The FBI memorandum concerning Frank Capra's film It's A Wonderful Life is actually part of the massive 13,533-page FBI file no. 100-HQ-138754 titled "Communist Infiltration of the Motion Picture Industry" (COMPIC). The entirety of this document is not available online, but excerpts are.
By Mark McClusky
December 28, 2013
Our biggest stories of the year show just how big the WIRED world is. From infographics to game graphics, from math to Macs, from satellite photos to Star Wars - these pieces stand out not just for their popularity, but for their unique insight, perspective, and sense of fun.
Stories include The Best Map Ever Made of America's Racial Segregation; We're About to Lose Net Neutrality - And the Internet as We Know It; and Meet the American Nomads of Walmart's Plentiful Parking Lots
By Joseph Torres and S. Derek Turner
December 20, 2013
We just experienced a shameful milestone in the history of U.S. media - and barely anyone noticed.
There are now zero black-owned and operated full-power TV stations in our country.
When Free Press released its first report on the state of TV ownership in 2006, we found that there were only 18 African American-owned and operated full-power commercial TV stations - representing just 1.3 percent of all such stations. By December 2012, those 18 had shrunk to just five. And now they're all gone. Public interest and civil rights groups have warned the FCC that its policies allowing for greater media consolidation were going to push out the few remaining people of color who owned broadcast stations.

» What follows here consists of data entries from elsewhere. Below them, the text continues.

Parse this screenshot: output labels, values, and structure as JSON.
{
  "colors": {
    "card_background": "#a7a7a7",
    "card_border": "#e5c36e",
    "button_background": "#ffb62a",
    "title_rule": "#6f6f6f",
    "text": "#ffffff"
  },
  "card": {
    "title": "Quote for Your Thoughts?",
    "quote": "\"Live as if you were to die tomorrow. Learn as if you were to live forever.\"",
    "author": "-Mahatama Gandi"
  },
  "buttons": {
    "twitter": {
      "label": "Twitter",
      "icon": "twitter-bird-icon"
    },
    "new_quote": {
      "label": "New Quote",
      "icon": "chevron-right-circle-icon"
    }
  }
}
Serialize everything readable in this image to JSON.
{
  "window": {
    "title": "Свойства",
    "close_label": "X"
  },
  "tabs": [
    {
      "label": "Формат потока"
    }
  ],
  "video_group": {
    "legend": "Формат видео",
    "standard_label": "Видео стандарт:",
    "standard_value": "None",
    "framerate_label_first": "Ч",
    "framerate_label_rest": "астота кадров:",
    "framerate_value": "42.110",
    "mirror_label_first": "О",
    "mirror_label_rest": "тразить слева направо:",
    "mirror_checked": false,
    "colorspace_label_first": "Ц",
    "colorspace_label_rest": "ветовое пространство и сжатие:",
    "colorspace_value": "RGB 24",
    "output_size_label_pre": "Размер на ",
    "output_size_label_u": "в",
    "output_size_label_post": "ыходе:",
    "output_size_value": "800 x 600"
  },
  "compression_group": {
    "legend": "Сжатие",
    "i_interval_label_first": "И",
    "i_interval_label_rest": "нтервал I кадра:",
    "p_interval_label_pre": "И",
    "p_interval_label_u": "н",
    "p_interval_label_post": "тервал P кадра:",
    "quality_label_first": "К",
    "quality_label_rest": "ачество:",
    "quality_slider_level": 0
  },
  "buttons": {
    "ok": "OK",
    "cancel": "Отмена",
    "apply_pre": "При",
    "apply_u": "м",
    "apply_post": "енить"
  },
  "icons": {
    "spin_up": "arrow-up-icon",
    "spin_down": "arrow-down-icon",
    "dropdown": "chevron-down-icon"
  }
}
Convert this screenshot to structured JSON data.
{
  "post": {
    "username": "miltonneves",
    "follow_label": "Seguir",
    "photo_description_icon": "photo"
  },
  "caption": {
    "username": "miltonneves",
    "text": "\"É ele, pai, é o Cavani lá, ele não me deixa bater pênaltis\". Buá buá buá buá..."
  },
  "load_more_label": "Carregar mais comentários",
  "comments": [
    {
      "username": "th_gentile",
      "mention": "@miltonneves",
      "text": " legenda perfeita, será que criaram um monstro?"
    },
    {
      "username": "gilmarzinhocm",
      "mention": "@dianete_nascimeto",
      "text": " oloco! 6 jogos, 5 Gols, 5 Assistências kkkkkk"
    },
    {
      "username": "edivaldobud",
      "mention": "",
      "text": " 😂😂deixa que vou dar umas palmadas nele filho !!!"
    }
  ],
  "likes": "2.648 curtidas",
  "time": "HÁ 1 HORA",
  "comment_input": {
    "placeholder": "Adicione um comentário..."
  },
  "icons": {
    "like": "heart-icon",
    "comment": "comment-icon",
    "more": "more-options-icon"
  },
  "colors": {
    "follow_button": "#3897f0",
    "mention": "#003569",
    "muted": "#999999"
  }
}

By Ed Pilkington
December 19, 2013
Pierre Omidyar, the founder of eBay, is injecting his first $50m into the new journalism venture he is setting up with former Guardian columnist Glenn Greenwald. The investment represents the first tranche of a total pot of $250m that the billionaire entrepreneur and philanthropist has promised for the new operation. The money was being used to set up offices in New York, San Francisco and Washington.
The holding company, which has changed its name from NewCo to First Look Media, seeks to build on Greenwald's growing following in the wake of his work on the Edward Snowden leaks of National Security Agency documents to generate what it calls "robust coverage of politics, government, sports, entertainment and lifestyle, arts and culture, business, technology, and investigative news".
On the one hand, the journalism site - which has yet to be named - will be constituted as a nonprofit organisation with a tax-exempt 501 (c)(3) status and will have, the press release says, editorial independence. But running alongside it, a profit-seeking company will also be established that Omidyar and Greenwald are billing as a "media technology" concern. Any profits generated by this company will go towards supporting the independent journalism.
December 27, 2013
FAIR presents its celebrated awards for the 14 worst media moments of the year
By Haydn Shaughnessy
December 23, 2013
A UK academic, Professor Daniel Miller of University College London, is leading an eight country, multi-city analysis of how Facebook is used, particularly among teenagers. His view is that the engine that drove Facebook forward, teen usage, is broken.
Teenagers are gravitating instead towards sites like Snapchat and Twitter, the former because interactions leave no permanent record, and the latter because it is so much easier to use.
Teens don't appear to be migrating away from Facebook as a statement against data gathering or privacy intrusions. The fact is, these alternatives are mobile-first apps and Facebook is still a web first platform.